5. This Democratic victory, which will also be reflected in races throughout the country, will take the wind out of the sails of Donald Trump and many of his enablers and followers. Though some book bans and teaching restrictions on systemic racism and LGBTQ+ issues will endure, at least for a while, I believe that 2023 will be viewed as their “high” mark.

6. A reaction to some of the overreach of the “science of reading” has begun and will accelerate in 2024. More and more researchers and educators will recognize that its tenets have an important place in the classroom, but that it’s also possible to have “too much of a good thing.” Its endorsement by Moms for Liberty will also begin to take its toll.
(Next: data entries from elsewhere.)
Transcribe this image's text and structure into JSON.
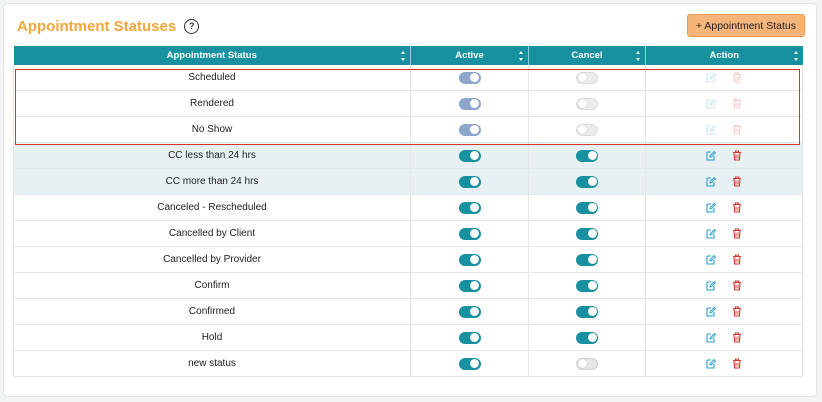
{
  "header": {
    "title": "Appointment Statuses",
    "help_glyph": "?",
    "add_button_label": "+ Appointment Status"
  },
  "table": {
    "columns": [
      "Appointment Status",
      "Active",
      "Cancel",
      "Action"
    ],
    "rows": [
      {
        "name": "Scheduled",
        "active": true,
        "cancel": false,
        "locked": true
      },
      {
        "name": "Rendered",
        "active": true,
        "cancel": false,
        "locked": true
      },
      {
        "name": "No Show",
        "active": true,
        "cancel": false,
        "locked": true
      },
      {
        "name": "CC less than 24 hrs",
        "active": true,
        "cancel": true,
        "locked": false
      },
      {
        "name": "CC more than 24 hrs",
        "active": true,
        "cancel": true,
        "locked": false
      },
      {
        "name": "Canceled - Rescheduled",
        "active": true,
        "cancel": true,
        "locked": false
      },
      {
        "name": "Cancelled by Client",
        "active": true,
        "cancel": true,
        "locked": false
      },
      {
        "name": "Cancelled by Provider",
        "active": true,
        "cancel": true,
        "locked": false
      },
      {
        "name": "Confirm",
        "active": true,
        "cancel": true,
        "locked": false
      },
      {
        "name": "Confirmed",
        "active": true,
        "cancel": true,
        "locked": false
      },
      {
        "name": "Hold",
        "active": true,
        "cancel": true,
        "locked": false
      },
      {
        "name": "new status",
        "active": true,
        "cancel": false,
        "locked": false
      }
    ]
  },
  "colors": {
    "title": "#f5a63a",
    "header_bg": "#17919f",
    "toggle_on": "#17919f",
    "edit_icon": "#2a9fc7",
    "delete_icon": "#d9352e",
    "highlight_border": "#d9352e"
  }
}
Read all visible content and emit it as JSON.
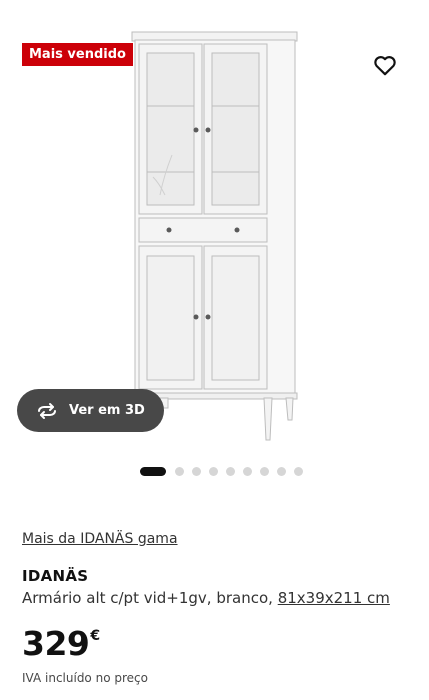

7. Many of us teachers will continue to search—unsuccessfully—for ways to replace Twitter/X as the invaluable place it was for professional and personal learning communities for so many years. Some of us are still hanging in there on the site, and Threads and Blue Sky are not quite cutting it as replacements. I suspect I’ll be saying the same thing a year from now.

8. Chronic absenteeism will go down substantially, and state test scores will improve as our resilient students bounce back from trauma of the pandemic. Nevertheless, there will continue to be pundits who will say we teachers are still not doing enough.

9. I borrow this last one from educator Bill Ivey every year. He predicts that “each and every school day will bring tens of thousands of reasons to celebrate in schools across the country.”

The opinions expressed in Classroom Q&A With Larry Ferlazzo are strictly those of the author(s) and do not reflect the opinions or endorsement of Editorial Projects in Education, or any of its publications.

Events

This content is provided by our sponsor. It is not written by and does not necessarily reflect the views of Education Week's editorial staff.
Sponsor
Student Well-Being Webinar
Attend to the Whole Child: Non-Academic Factors within MTSS
Learn strategies for proactively identifying and addressing non-academic barriers to student success within an MTSS framework.
Content provided by Renaissance
Classroom Technology K-12 Essentials Forum How to Teach Digital & Media Literacy in the Age of AI
Join this free event to dig into crucial questions about how to help students build a foundation of digital literacy.

EdWeek Top School Jobs

Teacher Jobs
Search over ten thousand teaching jobs nationwide — elementary, middle, high school and more.
View Jobs
Principal Jobs
Find hundreds of jobs for principals, assistant principals, and other school leadership roles.
View Jobs
Administrator Jobs
Over a thousand district-level jobs: superintendents, directors, more.
View Jobs
Support Staff Jobs
Search thousands of jobs, from paraprofessionals to counselors and more.
View Jobs

Read Next

Teaching How to Help Students Judge Fact From Fiction Around the Assassination Attempt on Trump
Conspiracy theories are almost certain to emerge on social media after a major news event, experts say.
5 min read
Image of someone reading news on their phone.
oatawa/iStock/Getty
Teaching Opinion 'Magical': How One Teacher Describes a Pandemic-Recovery Moment
Not all student losses from the pandemic are headline-grabbing. Students have forgotten some basic skills.
7 min read
Images shows colorful speech bubbles that say "Q," "&," and "A."
iStock/Getty
Teaching Opinion How to Kill Student Curiosity in 5 Steps (and What to Do Instead)
In countless classrooms across the nation, I’ve observed well-intentioned teachers and administrators slowly stifle student creativity.
Olivia Odileke
5 min read
A field of lightbulbs, only a couple are lit. Concept idea of light bulb, creative, thinking, motivation, success, and thinking, surreal conceptual art, 3d illustration, painting artwork.
Jorm Sangsorn/iStock + Education Week
Teaching Cute Visuals Can Distract Students From a Lesson: 3 Tips for Teachers
Playful visuals may make a lesson more fun, but they can also get in the way of learning.
4 min read